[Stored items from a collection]

+ + + +

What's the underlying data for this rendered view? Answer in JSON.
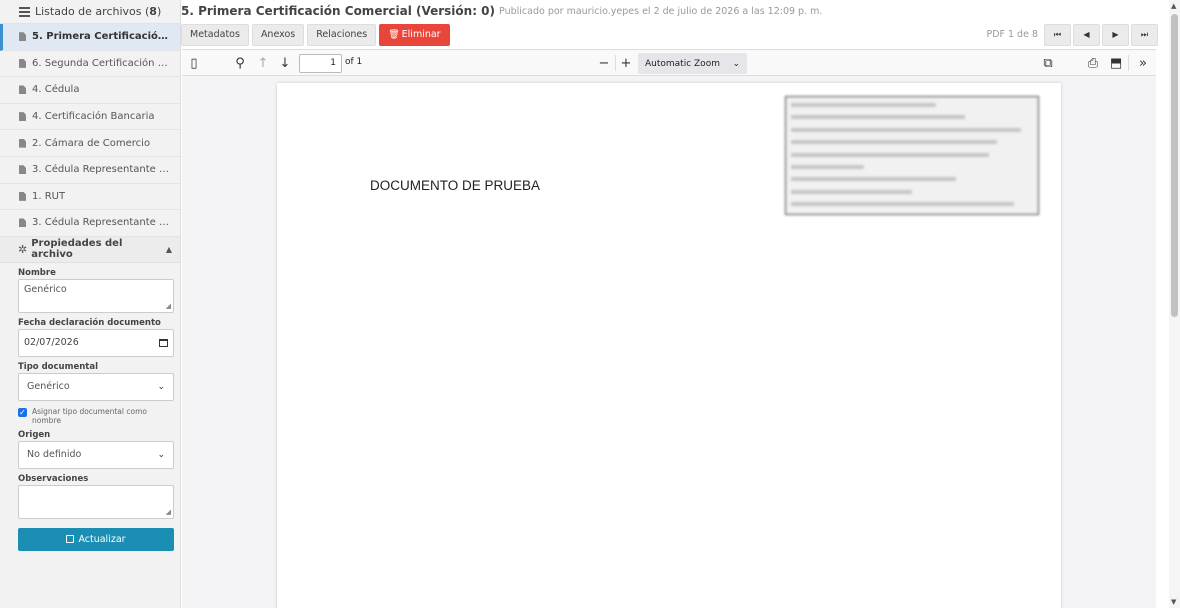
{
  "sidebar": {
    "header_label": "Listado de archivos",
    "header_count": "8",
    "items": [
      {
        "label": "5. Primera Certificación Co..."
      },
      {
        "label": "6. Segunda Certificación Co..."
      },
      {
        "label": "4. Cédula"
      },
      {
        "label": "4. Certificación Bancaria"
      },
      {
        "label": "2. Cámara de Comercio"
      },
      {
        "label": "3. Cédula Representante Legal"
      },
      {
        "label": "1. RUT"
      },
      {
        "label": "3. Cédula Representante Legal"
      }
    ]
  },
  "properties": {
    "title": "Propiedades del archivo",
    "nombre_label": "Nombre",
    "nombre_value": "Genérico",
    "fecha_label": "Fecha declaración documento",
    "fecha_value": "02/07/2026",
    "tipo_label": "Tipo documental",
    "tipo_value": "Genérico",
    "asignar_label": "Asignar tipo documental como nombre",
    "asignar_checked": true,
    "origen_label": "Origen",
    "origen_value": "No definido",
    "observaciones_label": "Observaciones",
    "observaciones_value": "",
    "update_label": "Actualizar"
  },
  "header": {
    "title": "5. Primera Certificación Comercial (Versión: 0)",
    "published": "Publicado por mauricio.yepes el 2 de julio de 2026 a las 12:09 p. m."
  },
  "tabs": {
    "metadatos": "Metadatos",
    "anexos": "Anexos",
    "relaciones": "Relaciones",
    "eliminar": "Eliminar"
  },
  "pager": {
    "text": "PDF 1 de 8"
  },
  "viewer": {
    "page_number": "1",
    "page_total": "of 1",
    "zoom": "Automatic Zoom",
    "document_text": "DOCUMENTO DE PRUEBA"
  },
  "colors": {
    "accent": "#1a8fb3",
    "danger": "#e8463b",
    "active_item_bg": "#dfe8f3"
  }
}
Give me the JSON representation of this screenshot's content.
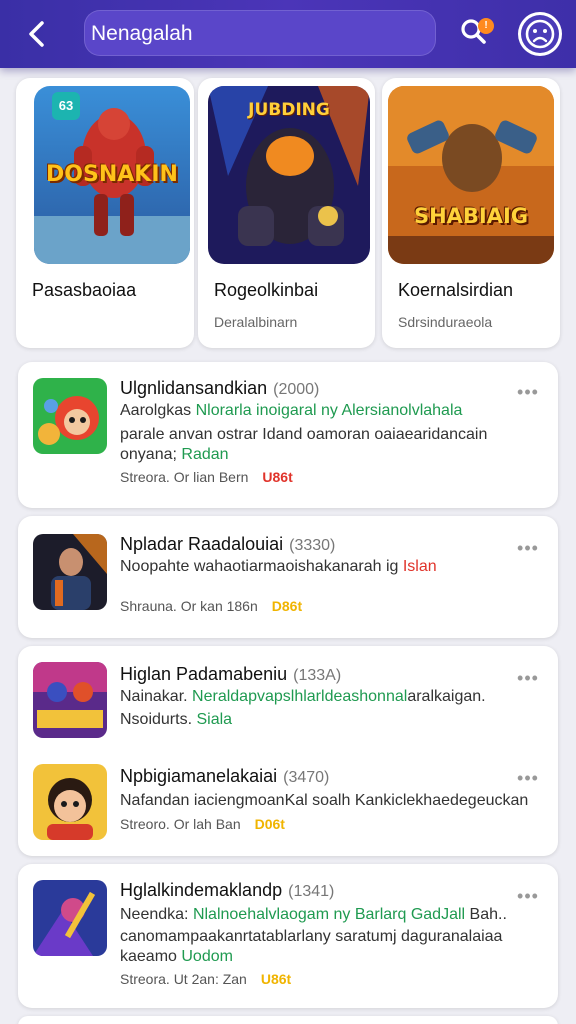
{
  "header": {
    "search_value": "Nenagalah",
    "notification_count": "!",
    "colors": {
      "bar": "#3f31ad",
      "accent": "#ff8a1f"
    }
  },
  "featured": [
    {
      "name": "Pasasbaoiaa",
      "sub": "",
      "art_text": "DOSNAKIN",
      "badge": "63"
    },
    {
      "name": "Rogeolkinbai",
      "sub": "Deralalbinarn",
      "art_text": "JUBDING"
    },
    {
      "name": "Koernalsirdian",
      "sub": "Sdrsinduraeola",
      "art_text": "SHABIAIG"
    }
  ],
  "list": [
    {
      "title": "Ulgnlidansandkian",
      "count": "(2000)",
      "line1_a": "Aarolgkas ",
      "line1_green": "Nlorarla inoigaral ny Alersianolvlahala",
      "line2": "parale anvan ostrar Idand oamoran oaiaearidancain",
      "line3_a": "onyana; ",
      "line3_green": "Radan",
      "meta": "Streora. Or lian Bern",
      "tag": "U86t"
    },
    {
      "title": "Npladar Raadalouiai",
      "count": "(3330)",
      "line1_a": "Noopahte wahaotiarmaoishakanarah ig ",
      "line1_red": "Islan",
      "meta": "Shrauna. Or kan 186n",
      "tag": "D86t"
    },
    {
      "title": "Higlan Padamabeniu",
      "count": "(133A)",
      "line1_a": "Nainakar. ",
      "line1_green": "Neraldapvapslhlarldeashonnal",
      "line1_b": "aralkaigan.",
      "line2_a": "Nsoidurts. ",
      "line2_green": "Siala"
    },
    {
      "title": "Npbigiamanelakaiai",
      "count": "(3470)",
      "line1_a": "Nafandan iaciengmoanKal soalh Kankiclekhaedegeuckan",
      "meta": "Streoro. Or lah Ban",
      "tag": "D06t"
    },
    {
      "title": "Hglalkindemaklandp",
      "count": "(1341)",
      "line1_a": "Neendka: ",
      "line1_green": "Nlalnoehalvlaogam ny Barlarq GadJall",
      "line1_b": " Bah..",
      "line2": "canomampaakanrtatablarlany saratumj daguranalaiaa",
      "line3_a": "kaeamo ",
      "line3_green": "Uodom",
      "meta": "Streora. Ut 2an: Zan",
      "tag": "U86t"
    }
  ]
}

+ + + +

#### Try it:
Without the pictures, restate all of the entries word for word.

#### Task answer:
What's the underlying data for this rendered view? Answer in JSON.
{
  "sidebar": {
    "header_label": "Listado de archivos",
    "header_count": "8",
    "items": [
      {
        "label": "5. Primera Certificación Co..."
      },
      {
        "label": "6. Segunda Certificación Co..."
      },
      {
        "label": "4. Cédula"
      },
      {
        "label": "4. Certificación Bancaria"
      },
      {
        "label": "2. Cámara de Comercio"
      },
      {
        "label": "3. Cédula Representante Legal"
      },
      {
        "label": "1. RUT"
      },
      {
        "label": "3. Cédula Representante Legal"
      }
    ]
  },
  "properties": {
    "title": "Propiedades del archivo",
    "nombre_label": "Nombre",
    "nombre_value": "Genérico",
    "fecha_label": "Fecha declaración documento",
    "fecha_value": "02/07/2026",
    "tipo_label": "Tipo documental",
    "tipo_value": "Genérico",
    "asignar_label": "Asignar tipo documental como nombre",
    "asignar_checked": true,
    "origen_label": "Origen",
    "origen_value": "No definido",
    "observaciones_label": "Observaciones",
    "observaciones_value": "",
    "update_label": "Actualizar"
  },
  "header": {
    "title": "5. Primera Certificación Comercial (Versión: 0)",
    "published": "Publicado por mauricio.yepes el 2 de julio de 2026 a las 12:09 p. m."
  },
  "tabs": {
    "metadatos": "Metadatos",
    "anexos": "Anexos",
    "relaciones": "Relaciones",
    "eliminar": "Eliminar"
  },
  "pager": {
    "text": "PDF 1 de 8"
  },
  "viewer": {
    "page_number": "1",
    "page_total": "of 1",
    "zoom": "Automatic Zoom",
    "document_text": "DOCUMENTO DE PRUEBA"
  },
  "colors": {
    "accent": "#1a8fb3",
    "danger": "#e8463b",
    "active_item_bg": "#dfe8f3"
  }
}
Give me the JSON representation of this screenshot's content.
{
  "header": {
    "search_value": "Nenagalah",
    "notification_count": "!",
    "colors": {
      "bar": "#3f31ad",
      "accent": "#ff8a1f"
    }
  },
  "featured": [
    {
      "name": "Pasasbaoiaa",
      "sub": "",
      "art_text": "DOSNAKIN",
      "badge": "63"
    },
    {
      "name": "Rogeolkinbai",
      "sub": "Deralalbinarn",
      "art_text": "JUBDING"
    },
    {
      "name": "Koernalsirdian",
      "sub": "Sdrsinduraeola",
      "art_text": "SHABIAIG"
    }
  ],
  "list": [
    {
      "title": "Ulgnlidansandkian",
      "count": "(2000)",
      "line1_a": "Aarolgkas ",
      "line1_green": "Nlorarla inoigaral ny Alersianolvlahala",
      "line2": "parale anvan ostrar Idand oamoran oaiaearidancain",
      "line3_a": "onyana; ",
      "line3_green": "Radan",
      "meta": "Streora. Or lian Bern",
      "tag": "U86t"
    },
    {
      "title": "Npladar Raadalouiai",
      "count": "(3330)",
      "line1_a": "Noopahte wahaotiarmaoishakanarah ig ",
      "line1_red": "Islan",
      "meta": "Shrauna. Or kan 186n",
      "tag": "D86t"
    },
    {
      "title": "Higlan Padamabeniu",
      "count": "(133A)",
      "line1_a": "Nainakar. ",
      "line1_green": "Neraldapvapslhlarldeashonnal",
      "line1_b": "aralkaigan.",
      "line2_a": "Nsoidurts. ",
      "line2_green": "Siala"
    },
    {
      "title": "Npbigiamanelakaiai",
      "count": "(3470)",
      "line1_a": "Nafandan iaciengmoanKal soalh Kankiclekhaedegeuckan",
      "meta": "Streoro. Or lah Ban",
      "tag": "D06t"
    },
    {
      "title": "Hglalkindemaklandp",
      "count": "(1341)",
      "line1_a": "Neendka: ",
      "line1_green": "Nlalnoehalvlaogam ny Barlarq GadJall",
      "line1_b": " Bah..",
      "line2": "canomampaakanrtatablarlany saratumj daguranalaiaa",
      "line3_a": "kaeamo ",
      "line3_green": "Uodom",
      "meta": "Streora. Ut 2an: Zan",
      "tag": "U86t"
    }
  ]
}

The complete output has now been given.